In contrast to our findings, a modest risk reduction has been demonstrated in several primary articles and meta‐analyses in the subacute, rehabilitation, and long‐term care populations.15, 16, 4750 Additionally, a recent study has described a 63.9% risk reduction in a population that included medical, surgical, psychiatric, and rehabilitation wards.29 One important difference between these settings and the acute inpatient populations may be the amount of time and energy that can be dedicated to fall prevention and overall care planning. Another likely factor is the added challenge of preventing falls in patients with more active medical illnesses. In the acute care setting, a patient's chief complaint may not be completely addressed at the time of first mobilization and ambulation. This may be most relevant in patients who are admitted with syncope, seizure, vertigo, and dehydration.

Our study has several limitations; most notably, the available evidence is limited in quality and quantity. Furthermore, omission of unpublished data may also lead to effect bias, though this would likely be in the direction of ineffective interventions supporting a conclusion that multidisciplinary efforts have had only a small impact on fall rates. Ideally, future studies can limit confounding variables through randomization. However, it is difficult to adequately blind when studying a multidisciplinary fall intervention that depends on patient and provider participation. As a result, none of the papers reviewed met criteria for high quality. However, almost all available data examined in this review came from large sample sizes in which thoughtful interventions were used. Since an inpatient fall will not affect the majority of patients, it was crucial for these studies to recruit a large sample size to have adequate power to detect a difference in fall rates. However, each study used risk assessment tools, which are poor indicators of who will and will not fall in the hospital.34, 39, 42 This may suggest a need for improved risk assessment tools, or be further evidence to include all patients in fall prevention regardless of risk. Quantitative synthesis of multidisciplinary fall interventions has the added limitation of comparing complex, multifaceted treatments that are not perfectly uniform. It is our opinion that interventions are semi‐standardized using the grouping methods employed in Table 3.

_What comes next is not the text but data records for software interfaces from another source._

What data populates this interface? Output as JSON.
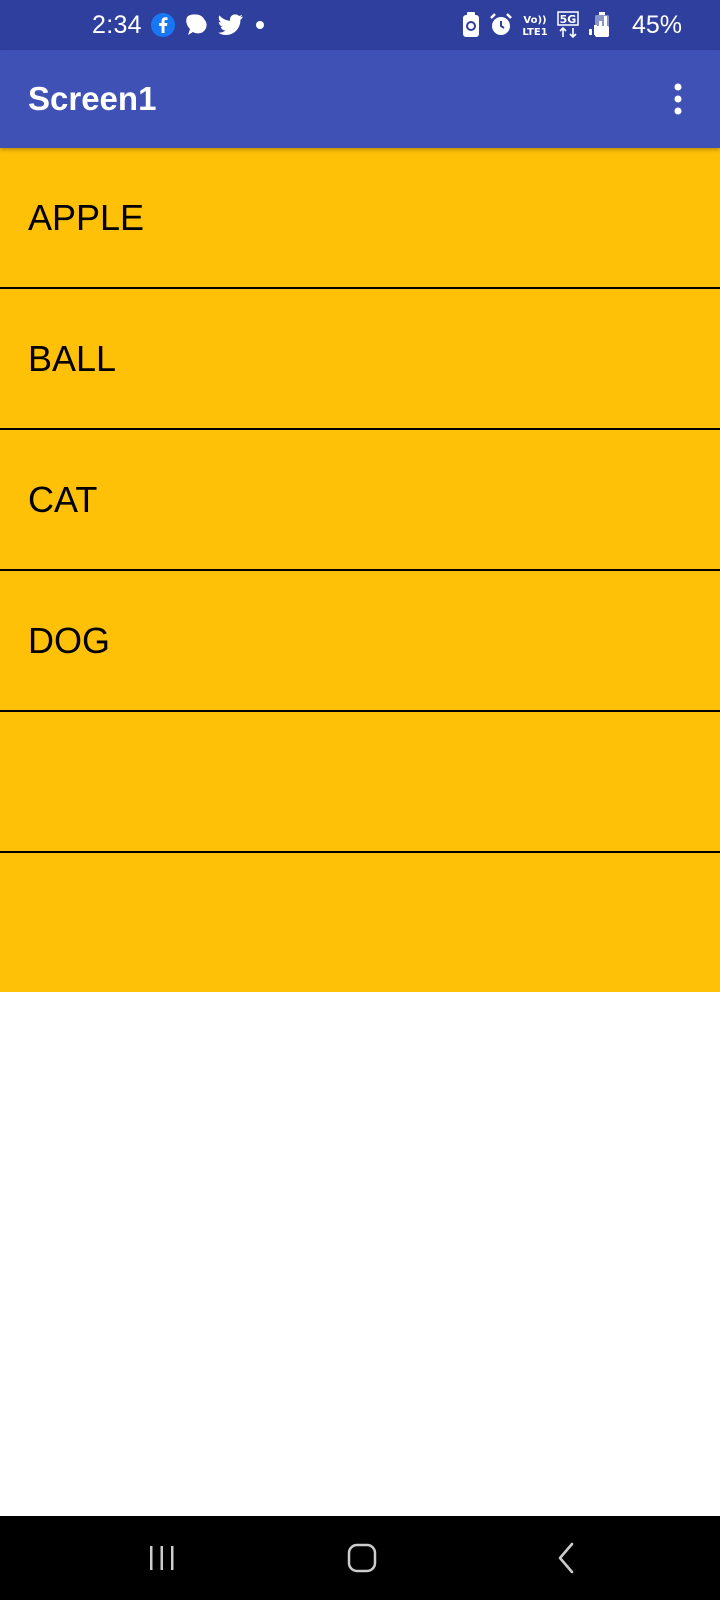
{
  "status_bar": {
    "time": "2:34",
    "battery_percent": "45%",
    "network": "5G",
    "colors": {
      "background": "#2F3F9E"
    },
    "icons": [
      "facebook-icon",
      "messenger-icon",
      "twitter-icon",
      "notification-dot-icon",
      "battery-saver-icon",
      "alarm-icon",
      "volte-icon",
      "5g-icon",
      "signal-icon",
      "battery-icon"
    ]
  },
  "app_bar": {
    "title": "Screen1",
    "menu_icon": "overflow-menu-icon",
    "colors": {
      "background": "#3F51B5",
      "text": "#FFFFFF"
    }
  },
  "list": {
    "colors": {
      "background": "#FFC107",
      "divider": "#000000",
      "text": "#000000"
    },
    "items": [
      {
        "label": "APPLE"
      },
      {
        "label": "BALL"
      },
      {
        "label": "CAT"
      },
      {
        "label": "DOG"
      },
      {
        "label": ""
      },
      {
        "label": ""
      }
    ]
  },
  "nav_bar": {
    "buttons": [
      "recents-icon",
      "home-icon",
      "back-icon"
    ]
  }
}
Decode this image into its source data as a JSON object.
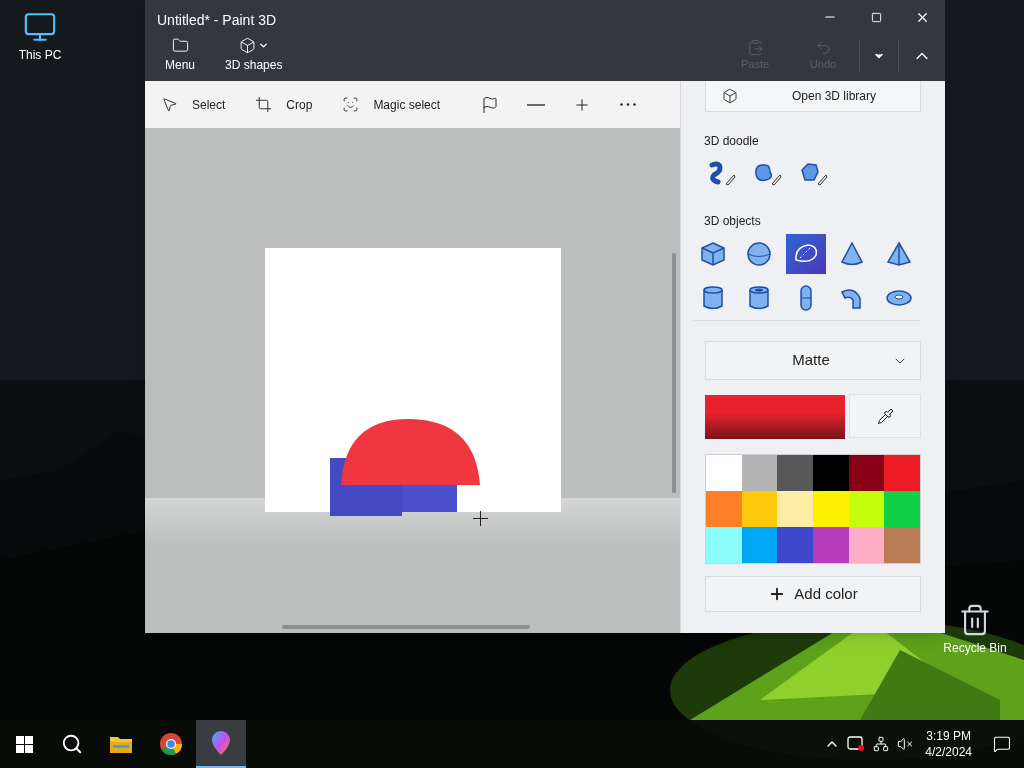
{
  "desktop_icons": [
    {
      "kind": "computer",
      "label": "This PC"
    },
    {
      "kind": "recycle",
      "label": "Recycle Bin"
    }
  ],
  "window": {
    "title": "Untitled* - Paint 3D"
  },
  "ribbon": [
    {
      "kind": "folder",
      "label": "Menu",
      "disabled": false
    },
    {
      "kind": "cube",
      "label": "3D shapes",
      "disabled": false
    }
  ],
  "quick_actions": [
    {
      "kind": "paste",
      "label": "Paste",
      "disabled": true
    },
    {
      "kind": "undo",
      "label": "Undo",
      "disabled": true
    }
  ],
  "toolbar": [
    {
      "kind": "select",
      "label": "Select"
    },
    {
      "kind": "crop",
      "label": "Crop"
    },
    {
      "kind": "magic",
      "label": "Magic select"
    },
    {
      "kind": "flag"
    },
    {
      "kind": "minus"
    },
    {
      "kind": "plus"
    },
    {
      "kind": "more"
    }
  ],
  "panel": {
    "library_button": "Open 3D library",
    "doodle_heading": "3D doodle",
    "doodles": [
      {
        "kind": "tube",
        "selected": false
      },
      {
        "kind": "soft",
        "selected": false
      },
      {
        "kind": "sharp",
        "selected": false
      }
    ],
    "objects_heading": "3D objects",
    "objects": [
      {
        "kind": "cube",
        "selected": false
      },
      {
        "kind": "sphere",
        "selected": false
      },
      {
        "kind": "hemisphere",
        "selected": true
      },
      {
        "kind": "cone",
        "selected": false
      },
      {
        "kind": "pyramid",
        "selected": false
      },
      {
        "kind": "cylinder",
        "selected": false
      },
      {
        "kind": "tube",
        "selected": false
      },
      {
        "kind": "capsule",
        "selected": false
      },
      {
        "kind": "bend",
        "selected": false
      },
      {
        "kind": "torus",
        "selected": false
      }
    ],
    "material": "Matte",
    "current_swatch": {
      "color": "#e8222c"
    },
    "palette": [
      {
        "color": "#ffffff"
      },
      {
        "color": "#b4b4b4"
      },
      {
        "color": "#585858"
      },
      {
        "color": "#000000"
      },
      {
        "color": "#880015"
      },
      {
        "color": "#ed1c24"
      },
      {
        "color": "#ff7f27"
      },
      {
        "color": "#ffc90e"
      },
      {
        "color": "#fdeca6"
      },
      {
        "color": "#fff200"
      },
      {
        "color": "#c4ff0e"
      },
      {
        "color": "#0ed145"
      },
      {
        "color": "#8cfffb"
      },
      {
        "color": "#00a8f3"
      },
      {
        "color": "#3f48cc"
      },
      {
        "color": "#b83dba"
      },
      {
        "color": "#ffaec8"
      },
      {
        "color": "#b97a56"
      }
    ],
    "add_color": "Add color"
  },
  "taskbar": {
    "apps": [
      {
        "kind": "explorer",
        "selected": false
      },
      {
        "kind": "chrome",
        "selected": false
      },
      {
        "kind": "paint3d",
        "selected": true
      }
    ],
    "time": "3:19 PM",
    "date": "4/2/2024"
  }
}
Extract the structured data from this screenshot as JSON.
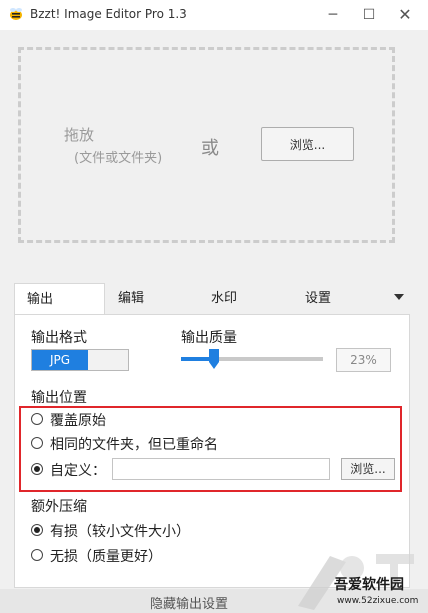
{
  "window": {
    "title": "Bzzt! Image Editor Pro 1.3",
    "controls": {
      "minimize": "─",
      "maximize": "☐",
      "close": "✕"
    }
  },
  "dropzone": {
    "drag_label": "拖放",
    "drag_sub": "(文件或文件夹)",
    "or_label": "或",
    "browse_label": "浏览..."
  },
  "tabs": [
    {
      "label": "输出",
      "active": true
    },
    {
      "label": "编辑",
      "active": false
    },
    {
      "label": "水印",
      "active": false
    },
    {
      "label": "设置",
      "active": false
    }
  ],
  "output": {
    "format_label": "输出格式",
    "format_value": "JPG",
    "quality_label": "输出质量",
    "quality_value": "23%",
    "quality_fraction": 0.23,
    "location_label": "输出位置",
    "location_options": [
      {
        "label": "覆盖原始",
        "checked": false
      },
      {
        "label": "相同的文件夹，但已重命名",
        "checked": false
      },
      {
        "label": "自定义：",
        "checked": true
      }
    ],
    "custom_path_value": "",
    "custom_browse_label": "浏览...",
    "compression_label": "额外压缩",
    "compression_options": [
      {
        "label": "有损（较小文件大小）",
        "checked": true
      },
      {
        "label": "无损（质量更好）",
        "checked": false
      }
    ]
  },
  "footer": {
    "toggle_label": "隐藏输出设置"
  },
  "watermark": {
    "title": "吾爱软件园",
    "url": "www.52zixue.com"
  },
  "colors": {
    "accent": "#1f7fe0",
    "highlight": "#e0262b"
  },
  "icons": {
    "app": "bee-icon",
    "tab_menu": "chevron-down-icon",
    "slider_thumb": "slider-thumb-icon"
  }
}
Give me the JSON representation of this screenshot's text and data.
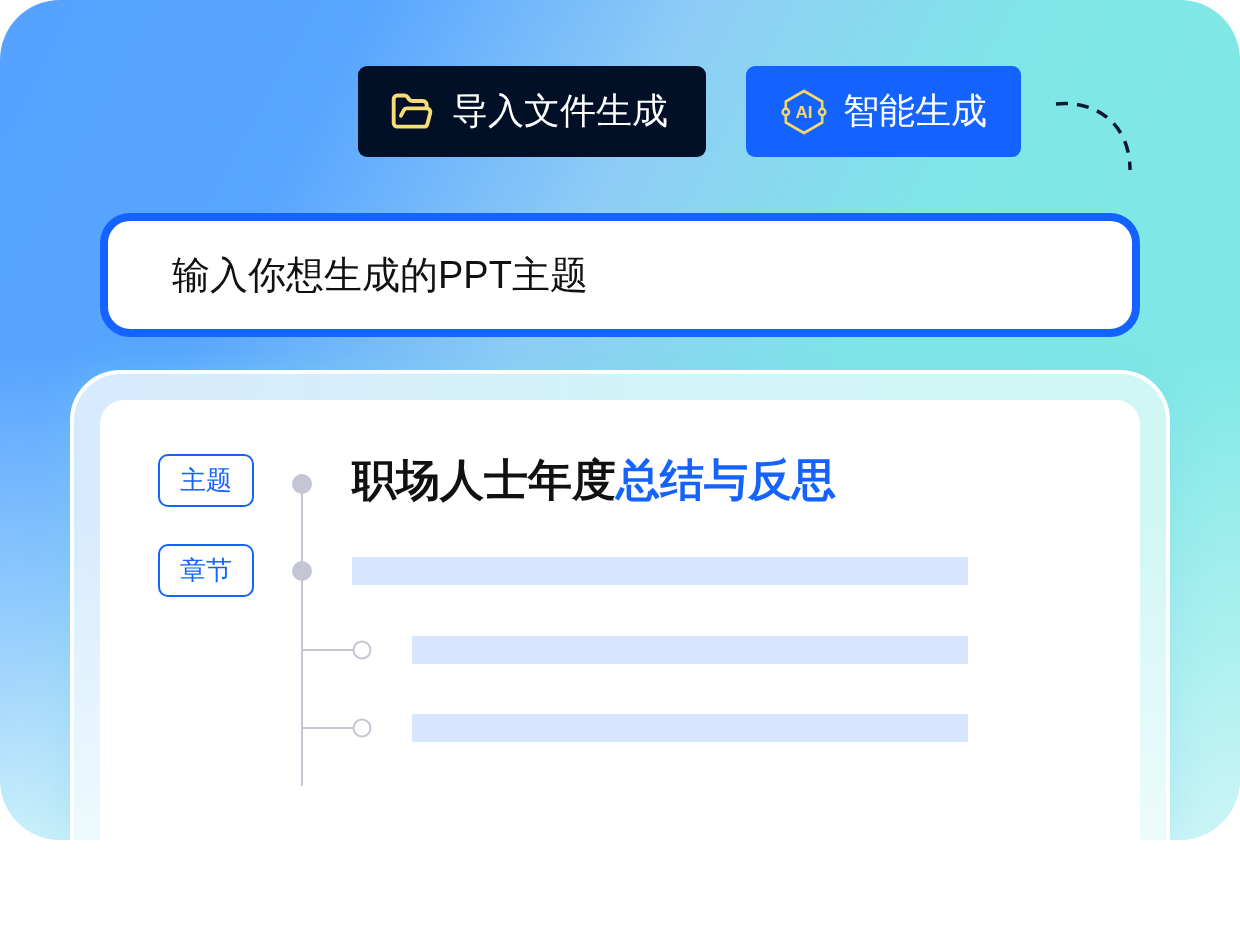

Preventing inpatient falls remains a difficult issue to address while convincing data is lacking. Based on current evidence, multidisciplinary fall prevention efforts on acutely ill inpatients show a possible small benefit and should be explored from a cost‐effectiveness standpoint to ensure they garner appropriate investment. Many resources are required to run such teams including nursing staff, equipment, physical and occupational therapy staff, pharmacists, and specialized staff training. We are unaware of any such cost‐effectiveness data available. Effective interventions may be those that maximize compliance through health information technology, maintain staff dedication, increase staff availability, improve risk assessment, or include all patients regardless of calculated fall risk, and take the patient's chief complaint into account in the fall prevention strategy. Where resources are limited, it appears most reasonable to focus on major risk factors for inpatient falls that have independently been shown to be detrimental to outcomes, such as delirium.51 Additionally, using inpatient fall rates as a hospital quality measure may be premature, given the lack of proven efforts to lower fall rates. Multidisciplinary fall prevention efforts on acutely ill inpatients should be further studied using high‐quality, randomized trials. It remains to be seen whether these large programs are cost‐effective, or on balance clinically effective.


Online-Only Materials

PDF icon Supporting Information (1)81.77 KB
   Comments ()